Finding ways to automatically track your business expenses can drastically reduce the amount of time you’ll spend on bookkeeping and tax filing. Here are some ways you can do so:
Track your expenses with an app on your phone so that you can record expenses on-the-go, instead of waiting to get back to a desktop computer
Use a bookkeeping software that can be linked to your bank and credit card accounts, so that all of your expenses are pulled into one place where they can be categorized
Open a business bank account to be used exclusively for business expenses and income. That way, you’ll know that any purchase made from that bank account can be deducted on your taxes, and any deposits made into that bank account can be counted as business income. Found accounts can be opened for free in just a few minutes, and you can manage your account directly from the Found app at any time.
If you’re self-employed, you’re likely already familiar with the concept of quarterly taxes. While setting aside a flat 25-30% of your business income for taxes is a good rule of thumb, you still risk underpaying (and incurring penalties), or overpaying (and losing access to valuable funds until you can get your tax refund).
It’s best to have a clear estimate of how much you’ll owe in taxes so that your four quarterly tax payments throughout the year can be as accurate as possible. You can use the IRS’s Form 1040-ES worksheet to estimate how much you’ll owe for the year, which estimates your tax liability based on your filing status and on how much you expect to earn and deduct throughout the year. It’s best to fill out this worksheet a few times throughout the year so that you can use the most up-to-date information on your income and expenses, since your tax liability will likely rise or fall depending on how close your original income estimates were.

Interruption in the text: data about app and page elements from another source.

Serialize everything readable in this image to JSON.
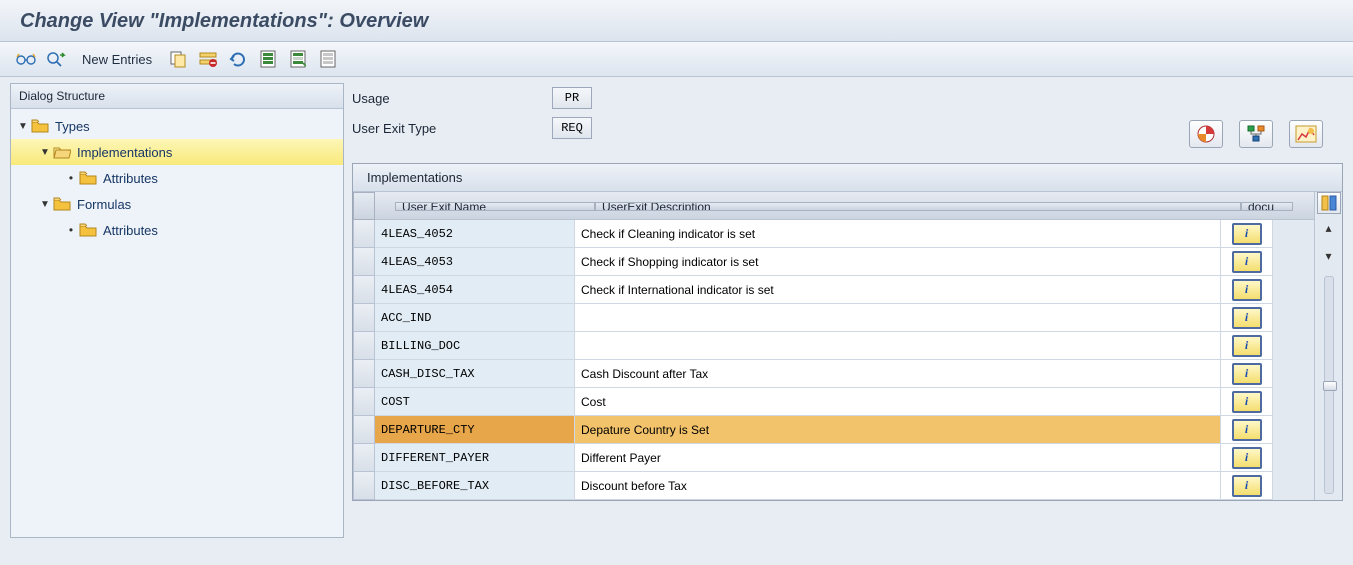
{
  "header": {
    "title": "Change View \"Implementations\": Overview"
  },
  "toolbar": {
    "new_entries": "New Entries"
  },
  "dialog_structure": {
    "title": "Dialog Structure",
    "nodes": {
      "types": "Types",
      "implementations": "Implementations",
      "attributes1": "Attributes",
      "formulas": "Formulas",
      "attributes2": "Attributes"
    }
  },
  "form": {
    "usage_label": "Usage",
    "usage_value": "PR",
    "user_exit_type_label": "User Exit Type",
    "user_exit_type_value": "REQ"
  },
  "table": {
    "title": "Implementations",
    "col_name": "User Exit Name",
    "col_desc": "UserExit Description",
    "col_docu": "docu",
    "rows": [
      {
        "name": "4LEAS_4052",
        "desc": "Check if Cleaning indicator is set"
      },
      {
        "name": "4LEAS_4053",
        "desc": "Check if Shopping indicator is set"
      },
      {
        "name": "4LEAS_4054",
        "desc": "Check if International indicator is set"
      },
      {
        "name": "ACC_IND",
        "desc": ""
      },
      {
        "name": "BILLING_DOC",
        "desc": ""
      },
      {
        "name": "CASH_DISC_TAX",
        "desc": "Cash Discount after Tax"
      },
      {
        "name": "COST",
        "desc": "Cost"
      },
      {
        "name": "DEPARTURE_CTY",
        "desc": "Depature Country is Set"
      },
      {
        "name": "DIFFERENT_PAYER",
        "desc": "Different Payer"
      },
      {
        "name": "DISC_BEFORE_TAX",
        "desc": "Discount before Tax"
      }
    ],
    "selected_index": 7
  }
}
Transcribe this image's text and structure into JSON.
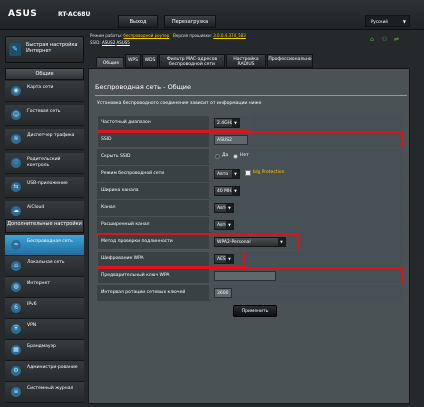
{
  "header": {
    "logo": "ASUS",
    "model": "RT-AC68U",
    "logout_label": "Выход",
    "reboot_label": "Перезагрузка",
    "language": "Русский"
  },
  "info": {
    "mode_label": "Режим работы:",
    "mode_value": "беспроводной роутер",
    "fw_label": "Версия прошивки:",
    "fw_value": "3.0.0.4.374_583",
    "ssid_label": "SSID:",
    "ssid_1": "ASUS2",
    "ssid_2": "ASUS5"
  },
  "sidebar": {
    "quick_setup": "Быстрая настройка Интернет",
    "general_header": "Общие",
    "general_items": [
      {
        "label": "Карта сети",
        "icon": "network-map-icon"
      },
      {
        "label": "Гостевая сеть",
        "icon": "guest-network-icon"
      },
      {
        "label": "Диспетчер трафика",
        "icon": "traffic-manager-icon"
      },
      {
        "label": "Родительский контроль",
        "icon": "parental-control-icon"
      },
      {
        "label": "USB-приложение",
        "icon": "usb-icon"
      },
      {
        "label": "AiCloud",
        "icon": "cloud-icon"
      }
    ],
    "advanced_header": "Дополнительные настройки",
    "advanced_items": [
      {
        "label": "Беспроводная сеть",
        "icon": "wireless-icon"
      },
      {
        "label": "Локальная сеть",
        "icon": "lan-icon"
      },
      {
        "label": "Интернет",
        "icon": "globe-icon"
      },
      {
        "label": "IPv6",
        "icon": "ipv6-icon"
      },
      {
        "label": "VPN",
        "icon": "vpn-icon"
      },
      {
        "label": "Брандмауэр",
        "icon": "firewall-icon"
      },
      {
        "label": "Администри-рование",
        "icon": "admin-icon"
      },
      {
        "label": "Системный журнал",
        "icon": "log-icon"
      }
    ]
  },
  "tabs": [
    "Общие",
    "WPS",
    "WDS",
    "Фильтр MAC-адресов беспроводной сети",
    "Настройка RADIUS",
    "Профессионально"
  ],
  "panel": {
    "title": "Беспроводная сеть - Общие",
    "description": "Установка беспроводного соединения зависит от информации ниже",
    "rows": [
      {
        "label": "Частотный диапазон",
        "value": "2.4GHz"
      },
      {
        "label": "SSID",
        "value": "ASUS2"
      },
      {
        "label": "Скрыть SSID",
        "yes": "Да",
        "no": "Нет"
      },
      {
        "label": "Режим беспроводной сети",
        "value": "Авто",
        "extra": "b/g Protection"
      },
      {
        "label": "Ширина канала",
        "value": "40 MHz"
      },
      {
        "label": "Канал",
        "value": "Авто"
      },
      {
        "label": "Расширенный канал",
        "value": "Авто"
      },
      {
        "label": "Метод проверки подлинности",
        "value": "WPA2-Personal"
      },
      {
        "label": "Шифрование WPA",
        "value": "AES"
      },
      {
        "label": "Предварительный ключ WPA",
        "value": ""
      },
      {
        "label": "Интервал ротации сетевых ключей",
        "value": "3600"
      }
    ],
    "apply_label": "Применить"
  }
}
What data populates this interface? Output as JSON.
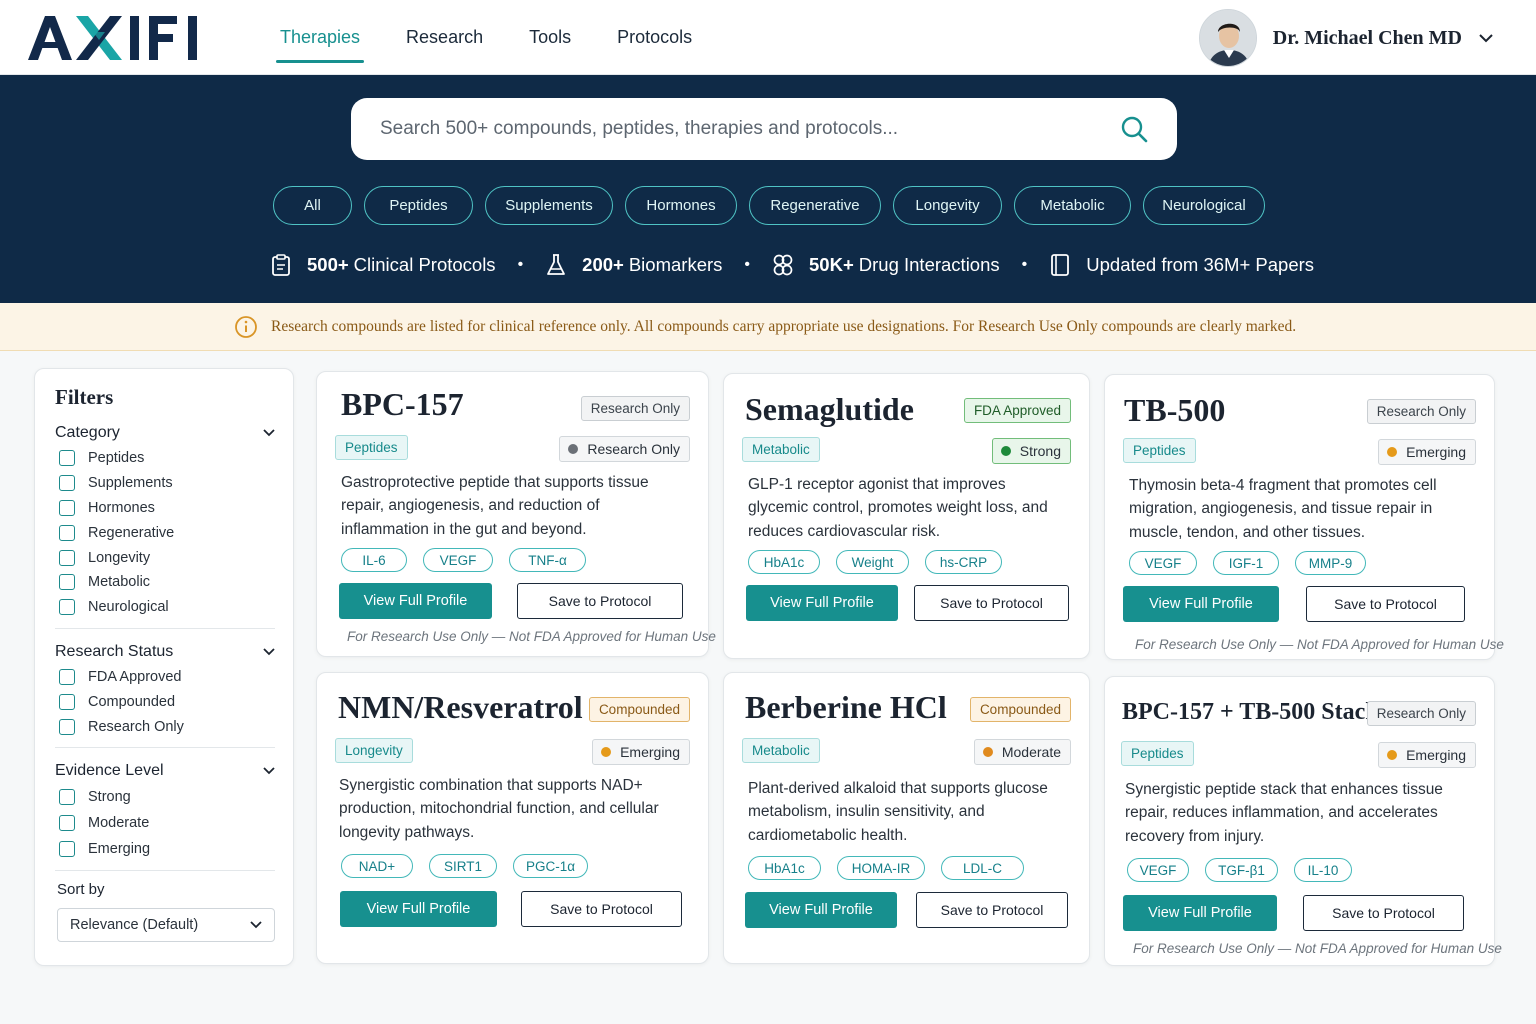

Note: If you use Found as your business bank account, you won’t need to use the Form 1040-ES to estimate your tax liability! The Found app will use the information in your Tax Profile, as well as your bank account activity, to calculate your tax bill in real time.